» **Your assignment**: If a line in the entries contains the string "dźwiękowy", include that line in your answer.

» **Data records**:
###
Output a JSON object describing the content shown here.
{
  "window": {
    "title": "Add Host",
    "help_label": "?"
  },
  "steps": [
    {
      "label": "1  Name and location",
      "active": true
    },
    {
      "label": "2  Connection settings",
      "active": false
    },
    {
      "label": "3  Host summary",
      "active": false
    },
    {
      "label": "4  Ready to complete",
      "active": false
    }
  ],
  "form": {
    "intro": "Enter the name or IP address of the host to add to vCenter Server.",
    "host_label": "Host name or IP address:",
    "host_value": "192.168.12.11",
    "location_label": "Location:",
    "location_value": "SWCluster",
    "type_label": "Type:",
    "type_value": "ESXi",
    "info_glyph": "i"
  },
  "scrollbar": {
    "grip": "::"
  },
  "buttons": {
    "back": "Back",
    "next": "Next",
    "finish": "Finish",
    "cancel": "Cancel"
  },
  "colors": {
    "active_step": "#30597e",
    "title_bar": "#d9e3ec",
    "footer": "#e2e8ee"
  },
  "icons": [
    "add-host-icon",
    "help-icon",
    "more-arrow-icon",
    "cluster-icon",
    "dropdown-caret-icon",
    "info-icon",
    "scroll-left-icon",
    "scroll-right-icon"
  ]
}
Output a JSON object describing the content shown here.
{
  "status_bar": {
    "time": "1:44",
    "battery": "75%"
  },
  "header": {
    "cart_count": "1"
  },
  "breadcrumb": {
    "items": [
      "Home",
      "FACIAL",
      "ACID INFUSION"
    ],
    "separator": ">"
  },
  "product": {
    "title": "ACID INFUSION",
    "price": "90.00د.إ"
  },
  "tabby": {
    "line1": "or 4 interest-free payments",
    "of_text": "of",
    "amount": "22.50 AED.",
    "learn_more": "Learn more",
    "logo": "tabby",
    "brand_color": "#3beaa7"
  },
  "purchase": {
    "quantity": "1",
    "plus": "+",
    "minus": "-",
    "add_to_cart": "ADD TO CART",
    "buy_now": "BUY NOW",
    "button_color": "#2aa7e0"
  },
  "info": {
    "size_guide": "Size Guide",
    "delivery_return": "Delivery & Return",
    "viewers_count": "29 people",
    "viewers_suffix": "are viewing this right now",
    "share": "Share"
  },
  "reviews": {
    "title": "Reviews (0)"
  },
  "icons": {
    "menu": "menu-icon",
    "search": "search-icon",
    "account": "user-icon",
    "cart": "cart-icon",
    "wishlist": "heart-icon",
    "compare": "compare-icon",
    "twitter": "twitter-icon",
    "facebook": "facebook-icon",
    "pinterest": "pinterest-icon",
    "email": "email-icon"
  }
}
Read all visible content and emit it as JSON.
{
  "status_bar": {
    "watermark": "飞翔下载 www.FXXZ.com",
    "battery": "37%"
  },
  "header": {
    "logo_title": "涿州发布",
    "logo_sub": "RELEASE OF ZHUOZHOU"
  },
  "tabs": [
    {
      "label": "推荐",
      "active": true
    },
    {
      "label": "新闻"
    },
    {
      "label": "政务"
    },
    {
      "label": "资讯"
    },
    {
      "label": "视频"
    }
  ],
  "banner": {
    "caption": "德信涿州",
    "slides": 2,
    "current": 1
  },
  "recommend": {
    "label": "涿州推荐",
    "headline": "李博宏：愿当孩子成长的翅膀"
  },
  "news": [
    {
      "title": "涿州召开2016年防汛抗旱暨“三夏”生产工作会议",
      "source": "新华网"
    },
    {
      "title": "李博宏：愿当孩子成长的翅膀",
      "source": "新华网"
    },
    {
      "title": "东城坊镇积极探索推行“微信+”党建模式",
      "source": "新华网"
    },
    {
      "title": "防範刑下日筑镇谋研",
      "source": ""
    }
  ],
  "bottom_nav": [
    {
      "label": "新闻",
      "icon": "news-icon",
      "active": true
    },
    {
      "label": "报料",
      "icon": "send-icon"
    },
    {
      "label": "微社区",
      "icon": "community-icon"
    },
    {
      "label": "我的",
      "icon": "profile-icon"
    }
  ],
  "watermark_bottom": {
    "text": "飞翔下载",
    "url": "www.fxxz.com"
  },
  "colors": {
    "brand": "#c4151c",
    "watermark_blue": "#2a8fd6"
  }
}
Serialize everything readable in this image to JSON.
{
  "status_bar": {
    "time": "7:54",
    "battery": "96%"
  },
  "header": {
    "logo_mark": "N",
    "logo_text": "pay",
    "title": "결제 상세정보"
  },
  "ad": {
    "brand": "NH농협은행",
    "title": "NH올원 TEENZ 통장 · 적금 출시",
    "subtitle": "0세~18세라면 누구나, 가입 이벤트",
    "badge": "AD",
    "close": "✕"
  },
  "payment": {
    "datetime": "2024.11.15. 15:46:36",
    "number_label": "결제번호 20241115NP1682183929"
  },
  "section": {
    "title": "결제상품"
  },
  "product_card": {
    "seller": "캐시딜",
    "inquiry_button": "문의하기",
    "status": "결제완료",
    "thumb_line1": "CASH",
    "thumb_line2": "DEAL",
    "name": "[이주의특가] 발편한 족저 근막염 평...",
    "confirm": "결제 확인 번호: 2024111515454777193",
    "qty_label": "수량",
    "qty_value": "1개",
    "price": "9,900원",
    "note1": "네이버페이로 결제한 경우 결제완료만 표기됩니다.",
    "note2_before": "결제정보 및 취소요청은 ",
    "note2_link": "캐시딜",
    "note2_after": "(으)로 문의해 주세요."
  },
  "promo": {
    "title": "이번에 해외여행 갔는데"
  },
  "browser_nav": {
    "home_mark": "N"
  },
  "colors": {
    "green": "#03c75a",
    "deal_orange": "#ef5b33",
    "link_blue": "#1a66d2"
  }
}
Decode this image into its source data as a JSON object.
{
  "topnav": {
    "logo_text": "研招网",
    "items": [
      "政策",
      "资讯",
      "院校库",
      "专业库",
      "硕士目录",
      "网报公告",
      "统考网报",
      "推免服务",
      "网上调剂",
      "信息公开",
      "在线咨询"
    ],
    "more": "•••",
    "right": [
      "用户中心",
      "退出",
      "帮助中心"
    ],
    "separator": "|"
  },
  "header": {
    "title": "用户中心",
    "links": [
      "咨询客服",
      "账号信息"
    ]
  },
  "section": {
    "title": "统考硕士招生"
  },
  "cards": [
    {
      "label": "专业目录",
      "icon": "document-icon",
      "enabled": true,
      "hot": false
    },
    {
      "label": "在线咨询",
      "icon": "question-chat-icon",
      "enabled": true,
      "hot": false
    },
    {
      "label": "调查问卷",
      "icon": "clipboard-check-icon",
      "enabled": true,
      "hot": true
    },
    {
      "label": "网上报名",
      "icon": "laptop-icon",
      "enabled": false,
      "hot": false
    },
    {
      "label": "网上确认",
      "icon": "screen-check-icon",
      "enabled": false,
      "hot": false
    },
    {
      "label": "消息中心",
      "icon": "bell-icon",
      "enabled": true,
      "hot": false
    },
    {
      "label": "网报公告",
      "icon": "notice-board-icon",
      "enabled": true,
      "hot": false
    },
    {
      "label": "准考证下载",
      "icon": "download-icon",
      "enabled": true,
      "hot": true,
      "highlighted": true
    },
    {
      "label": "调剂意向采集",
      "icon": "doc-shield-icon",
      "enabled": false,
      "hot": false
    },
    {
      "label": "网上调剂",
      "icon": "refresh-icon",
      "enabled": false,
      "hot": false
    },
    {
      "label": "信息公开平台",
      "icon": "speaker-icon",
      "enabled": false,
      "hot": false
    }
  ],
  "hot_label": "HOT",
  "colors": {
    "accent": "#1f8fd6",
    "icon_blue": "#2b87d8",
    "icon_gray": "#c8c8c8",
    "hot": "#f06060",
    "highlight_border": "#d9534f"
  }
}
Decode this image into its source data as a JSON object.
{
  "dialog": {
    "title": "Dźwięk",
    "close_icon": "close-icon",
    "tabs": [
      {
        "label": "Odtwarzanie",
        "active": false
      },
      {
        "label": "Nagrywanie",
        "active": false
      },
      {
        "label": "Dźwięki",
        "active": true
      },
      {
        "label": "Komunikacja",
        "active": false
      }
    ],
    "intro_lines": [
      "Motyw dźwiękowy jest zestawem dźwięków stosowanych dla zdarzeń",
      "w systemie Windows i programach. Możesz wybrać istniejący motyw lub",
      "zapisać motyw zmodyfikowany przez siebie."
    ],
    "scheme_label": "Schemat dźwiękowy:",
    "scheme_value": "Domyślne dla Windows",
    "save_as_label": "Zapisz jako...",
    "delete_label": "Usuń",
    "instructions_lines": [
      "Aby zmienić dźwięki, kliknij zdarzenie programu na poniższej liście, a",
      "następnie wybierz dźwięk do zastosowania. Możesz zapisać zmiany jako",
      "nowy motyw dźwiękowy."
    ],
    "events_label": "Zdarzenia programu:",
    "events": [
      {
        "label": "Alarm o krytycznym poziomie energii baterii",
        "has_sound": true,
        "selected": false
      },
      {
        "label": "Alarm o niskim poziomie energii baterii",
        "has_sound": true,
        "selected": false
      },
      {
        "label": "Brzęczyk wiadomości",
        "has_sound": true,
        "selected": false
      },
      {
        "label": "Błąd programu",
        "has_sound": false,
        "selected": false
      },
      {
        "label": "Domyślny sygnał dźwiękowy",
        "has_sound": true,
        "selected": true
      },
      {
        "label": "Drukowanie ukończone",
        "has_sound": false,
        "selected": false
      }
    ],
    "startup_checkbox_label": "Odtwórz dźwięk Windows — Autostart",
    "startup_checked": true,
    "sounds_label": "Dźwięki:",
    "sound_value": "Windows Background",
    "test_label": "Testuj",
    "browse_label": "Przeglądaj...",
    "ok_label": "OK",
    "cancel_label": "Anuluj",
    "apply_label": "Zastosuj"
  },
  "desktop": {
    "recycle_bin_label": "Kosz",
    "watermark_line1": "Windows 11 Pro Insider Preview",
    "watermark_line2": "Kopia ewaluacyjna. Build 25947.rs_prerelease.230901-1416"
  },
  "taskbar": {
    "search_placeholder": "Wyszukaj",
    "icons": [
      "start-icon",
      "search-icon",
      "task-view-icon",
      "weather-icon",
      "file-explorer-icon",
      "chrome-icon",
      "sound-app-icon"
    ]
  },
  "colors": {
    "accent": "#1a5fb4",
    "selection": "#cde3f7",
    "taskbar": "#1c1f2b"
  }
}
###
» **Output of the task**:
      "Motyw dźwiękowy jest zestawem dźwięków stosowanych dla zdarzeń",
    "scheme_label": "Schemat dźwiękowy:",
      "nowy motyw dźwiękowy."
        "label": "Domyślny sygnał dźwiękowy",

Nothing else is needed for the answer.